It is widely presumed that political support is contingent on satisfaction with the policy decisions made by political authorities. Yet, there is little evidence that support for the nation's chief legislative branch is a function of its policy outputs. This research shows that Congress' approval ratings are linked to the degree important legislation deviates from the public's ideological mood. The results of an error-correction model show that these policy origins of support are as important as other determinants of approval such as partisan conflict and the economy. The effect of policy divergence from public opinion is also accentuated during periods of unified government when there might be a normative expectation that shared partisan control should translate into policy success.
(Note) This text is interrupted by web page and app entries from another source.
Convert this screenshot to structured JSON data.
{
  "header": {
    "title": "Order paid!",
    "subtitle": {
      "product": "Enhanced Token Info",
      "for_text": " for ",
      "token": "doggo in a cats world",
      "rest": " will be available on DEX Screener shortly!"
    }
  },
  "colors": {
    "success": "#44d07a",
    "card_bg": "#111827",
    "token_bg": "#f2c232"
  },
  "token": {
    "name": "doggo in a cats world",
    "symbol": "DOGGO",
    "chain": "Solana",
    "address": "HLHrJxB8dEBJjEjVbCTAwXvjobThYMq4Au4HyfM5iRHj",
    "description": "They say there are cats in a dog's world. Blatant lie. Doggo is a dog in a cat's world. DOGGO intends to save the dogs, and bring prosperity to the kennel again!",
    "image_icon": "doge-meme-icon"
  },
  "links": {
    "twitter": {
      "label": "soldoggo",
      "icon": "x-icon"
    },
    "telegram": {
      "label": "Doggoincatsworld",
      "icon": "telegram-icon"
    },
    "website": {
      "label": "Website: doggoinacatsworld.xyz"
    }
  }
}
The findings substantiate conventional wisdom regarding the relationship between congressional approval and policy, spatial theories of voting, and models of the electoral behavior of congressional members.
ASJC Scopus subject areas
- Sociology and Political Science